A Gift for Momma

I know it has been quiet on the “Barefoot Lily Lady” blog. A surprise ambulance ride with Momma on April 30 brought about a whirlwind of activity and change. I will undoubtedly write about that in the future, but wanted to share the next big thing on our horizon.

We have been preparing a special Mother’s Day gift for my mother over the past few days at my house. Our dining room is being transformed into a special place for my sweet Momma. It will be her new bedroom starting this Tuesday.

For more than seven years now, I have been spending extra time with my mother, trying to help her navigate life with advancing Alzheimer’s. Up until last year, Momma was able to live in her home in Milwaukee, with me commuting back and forth at increasingly shorter intervals (and for lengthier stays) as the years and the wicked disease progressed. By late fall of 2015, it became apparent that it was time for her to move to Madison to be closer to me.

We moved Momma into a nearby senior apartment in March of 2016. It is a lovely 1-bedroom place that suited her needs just fine. We would drop in often, eat with her every evening, do her grocery shopping, and help her get wherever she needed to go. Because her mobility was tenuous, we decided to install WiFi cameras so we could keep an eye on her when we weren’t there, making sure she hadn’t fallen. Momma settled into her new place nicely; however, by September, the combination of her frantic phone calls and rapidly declining cognitive abilities, made it abundantly clear that a new change was necessary. I moved in with her full-time because it was no longer safe for her to live alone. With the help of family, paid caregivers, and a few friends, this worked well.

Until April 30th.

God has a special way of shedding light on the next step I need to take. This time it was an ambulance ride and subsequent hospitalization. God has used Mom’s recent hospitalization and short-term nursing home stay to help us make another important decision. God was making it clear that now is the time to move her in with us.

Moving day cannot come fast enough for my mother, who is in short-term rehabilitation in a nursing home following a brief hospital stay. I visit her twice a day and always find her with her bags packed and ready to go. She pleads under her breath, “Get me out of here!”

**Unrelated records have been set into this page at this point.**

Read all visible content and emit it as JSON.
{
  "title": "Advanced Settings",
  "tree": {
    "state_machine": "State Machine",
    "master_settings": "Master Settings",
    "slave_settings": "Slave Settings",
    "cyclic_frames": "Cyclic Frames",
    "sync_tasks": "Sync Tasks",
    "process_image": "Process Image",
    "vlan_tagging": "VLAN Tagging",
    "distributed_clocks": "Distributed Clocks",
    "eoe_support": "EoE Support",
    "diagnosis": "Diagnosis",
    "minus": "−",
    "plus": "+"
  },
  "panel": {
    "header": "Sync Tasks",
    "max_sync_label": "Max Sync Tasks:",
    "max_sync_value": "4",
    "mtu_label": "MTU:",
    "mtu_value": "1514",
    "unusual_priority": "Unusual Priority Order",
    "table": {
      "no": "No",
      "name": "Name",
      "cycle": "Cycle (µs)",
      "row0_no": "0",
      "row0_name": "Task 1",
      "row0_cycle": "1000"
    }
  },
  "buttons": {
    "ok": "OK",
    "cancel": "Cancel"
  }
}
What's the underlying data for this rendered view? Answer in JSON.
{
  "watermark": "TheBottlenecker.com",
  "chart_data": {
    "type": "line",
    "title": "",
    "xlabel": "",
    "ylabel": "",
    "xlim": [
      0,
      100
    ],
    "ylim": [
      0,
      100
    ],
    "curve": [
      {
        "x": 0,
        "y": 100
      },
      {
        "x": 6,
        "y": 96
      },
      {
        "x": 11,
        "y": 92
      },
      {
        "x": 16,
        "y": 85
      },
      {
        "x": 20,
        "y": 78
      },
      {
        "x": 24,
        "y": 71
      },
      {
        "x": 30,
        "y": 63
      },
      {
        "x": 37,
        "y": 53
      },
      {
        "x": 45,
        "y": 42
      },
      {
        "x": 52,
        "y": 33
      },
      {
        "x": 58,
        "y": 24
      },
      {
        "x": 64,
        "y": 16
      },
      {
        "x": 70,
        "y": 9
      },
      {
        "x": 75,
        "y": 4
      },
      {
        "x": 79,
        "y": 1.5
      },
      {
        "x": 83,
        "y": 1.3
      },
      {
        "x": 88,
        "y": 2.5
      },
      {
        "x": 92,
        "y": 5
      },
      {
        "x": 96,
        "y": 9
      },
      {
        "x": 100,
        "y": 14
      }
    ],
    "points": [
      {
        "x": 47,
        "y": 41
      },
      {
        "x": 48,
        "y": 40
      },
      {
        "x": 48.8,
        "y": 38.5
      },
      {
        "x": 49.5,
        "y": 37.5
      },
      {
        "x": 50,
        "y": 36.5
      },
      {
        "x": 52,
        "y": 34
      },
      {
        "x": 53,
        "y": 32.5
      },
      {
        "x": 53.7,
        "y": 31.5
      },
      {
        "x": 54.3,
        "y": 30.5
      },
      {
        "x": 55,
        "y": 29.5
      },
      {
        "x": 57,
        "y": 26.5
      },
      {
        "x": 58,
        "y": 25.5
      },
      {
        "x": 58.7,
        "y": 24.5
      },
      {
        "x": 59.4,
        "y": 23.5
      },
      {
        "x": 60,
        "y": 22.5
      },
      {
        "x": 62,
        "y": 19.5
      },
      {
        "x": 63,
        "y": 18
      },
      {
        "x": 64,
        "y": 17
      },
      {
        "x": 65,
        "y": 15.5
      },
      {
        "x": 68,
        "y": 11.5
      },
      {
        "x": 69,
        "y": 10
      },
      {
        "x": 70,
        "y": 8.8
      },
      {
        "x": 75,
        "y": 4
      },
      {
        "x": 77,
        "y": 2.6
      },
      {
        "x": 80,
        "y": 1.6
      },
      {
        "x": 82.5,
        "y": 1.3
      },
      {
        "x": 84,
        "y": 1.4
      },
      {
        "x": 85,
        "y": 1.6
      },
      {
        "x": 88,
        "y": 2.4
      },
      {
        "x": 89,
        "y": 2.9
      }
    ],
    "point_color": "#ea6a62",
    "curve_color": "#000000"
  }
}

Moving an aging parent in with you is not always an option, and may not always even be the most loving thing to do. We recognize not every one makes that choice when it comes time for their parent to receive extra care, but, Wayne and I both believe it is the right decision for my mom’s well-being at this time. I am very grateful for a supportive husband who allows me to follow my heart in providing home-based care for my mom.

We are in this together. I suspect this is somewhere tucked in the “for better or for worse” part of our marriage vows.

Together we have discovered there is an amazing amount of stuff you need when preparing to live with a loved one experiencing Alzheimer’s. For us, it means, two baby gates, a door alarm, a special lock for the basement door, a hospital bed, special bedding, grab bars in the bathroom, a video baby monitor and WiFi camera, to name just a few.

We’ve made some other important discoveries too.

Together we have discovered what an incredible family we have – those related by blood, and those related by heart. Our daughter, in particular, has taken the bull by the horns and worked tirelessly to get her grandmother’s apartment cleared out. Our friends have also found numerous ways to show they care.

Together we have discovered what an awesome, prayer answering God we have. He has provided everything we need in so many gracious, only-God-can-do-this ways. Here’s my Facebook post from May 11 with just one example:

moms room
Dining room to bedroom transformation in progress

 

God’s answer to prayer. Almost paid nearly $1,000 for a refurbished hospital bed. But God connected me with a sweet elderly lady whose husband was admitted to a nursing home. She had just sold their home and needed to get rid of this 1-year-old bed. The same bed I was going to buy…but, He answered our prayers and put a blessing on top…the bed was only $50.

And, together, we will give my mother an awesome Mother’s Day gift. A loving place to call her home, God willing, until her next move to heaven.